-- Provided records --
━━━━━━━━━━━━━━━━

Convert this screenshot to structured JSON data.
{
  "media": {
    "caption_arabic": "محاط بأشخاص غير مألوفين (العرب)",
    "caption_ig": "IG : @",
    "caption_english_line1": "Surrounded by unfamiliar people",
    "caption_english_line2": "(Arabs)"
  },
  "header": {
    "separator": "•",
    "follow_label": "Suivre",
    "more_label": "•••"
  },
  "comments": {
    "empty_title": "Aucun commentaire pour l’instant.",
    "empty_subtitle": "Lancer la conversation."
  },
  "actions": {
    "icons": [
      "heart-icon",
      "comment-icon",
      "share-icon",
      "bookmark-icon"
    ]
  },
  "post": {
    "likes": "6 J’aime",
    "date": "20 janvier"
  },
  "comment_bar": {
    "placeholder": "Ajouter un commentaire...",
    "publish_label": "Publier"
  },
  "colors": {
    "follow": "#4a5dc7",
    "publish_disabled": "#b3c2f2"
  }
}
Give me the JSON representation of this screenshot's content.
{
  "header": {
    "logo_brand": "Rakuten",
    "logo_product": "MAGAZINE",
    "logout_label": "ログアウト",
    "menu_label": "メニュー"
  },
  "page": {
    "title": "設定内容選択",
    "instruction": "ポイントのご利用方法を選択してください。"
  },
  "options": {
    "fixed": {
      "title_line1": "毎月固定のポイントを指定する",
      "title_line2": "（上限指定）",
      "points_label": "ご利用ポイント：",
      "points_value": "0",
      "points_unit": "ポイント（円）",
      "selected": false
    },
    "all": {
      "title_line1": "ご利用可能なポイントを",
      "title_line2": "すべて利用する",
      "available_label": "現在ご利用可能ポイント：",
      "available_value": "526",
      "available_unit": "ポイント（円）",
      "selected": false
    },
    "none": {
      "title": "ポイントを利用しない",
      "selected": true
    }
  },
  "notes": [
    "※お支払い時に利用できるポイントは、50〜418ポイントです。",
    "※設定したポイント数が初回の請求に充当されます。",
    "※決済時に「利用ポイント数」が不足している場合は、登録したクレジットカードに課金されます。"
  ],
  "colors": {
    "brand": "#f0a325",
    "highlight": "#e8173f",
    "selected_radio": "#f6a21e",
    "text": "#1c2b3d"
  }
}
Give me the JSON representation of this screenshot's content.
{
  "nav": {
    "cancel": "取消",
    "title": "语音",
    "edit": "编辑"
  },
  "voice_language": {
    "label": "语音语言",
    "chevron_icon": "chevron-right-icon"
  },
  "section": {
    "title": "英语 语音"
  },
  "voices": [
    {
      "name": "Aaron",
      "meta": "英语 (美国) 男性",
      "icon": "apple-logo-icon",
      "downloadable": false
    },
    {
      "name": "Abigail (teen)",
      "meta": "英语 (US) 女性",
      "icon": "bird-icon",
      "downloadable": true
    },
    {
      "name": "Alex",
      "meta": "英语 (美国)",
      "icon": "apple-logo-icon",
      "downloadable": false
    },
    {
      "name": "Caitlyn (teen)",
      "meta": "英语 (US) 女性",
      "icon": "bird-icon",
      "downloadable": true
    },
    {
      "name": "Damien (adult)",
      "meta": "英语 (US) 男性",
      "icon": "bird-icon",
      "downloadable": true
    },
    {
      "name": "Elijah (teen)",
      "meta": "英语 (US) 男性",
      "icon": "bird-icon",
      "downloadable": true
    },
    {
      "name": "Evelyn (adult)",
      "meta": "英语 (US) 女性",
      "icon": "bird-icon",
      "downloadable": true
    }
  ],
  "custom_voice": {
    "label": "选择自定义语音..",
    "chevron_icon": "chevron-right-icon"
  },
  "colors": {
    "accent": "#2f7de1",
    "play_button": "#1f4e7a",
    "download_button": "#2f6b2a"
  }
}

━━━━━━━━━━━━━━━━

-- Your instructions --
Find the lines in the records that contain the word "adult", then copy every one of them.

-- Answer area --
      "name": "Damien (adult)",
      "name": "Evelyn (adult)",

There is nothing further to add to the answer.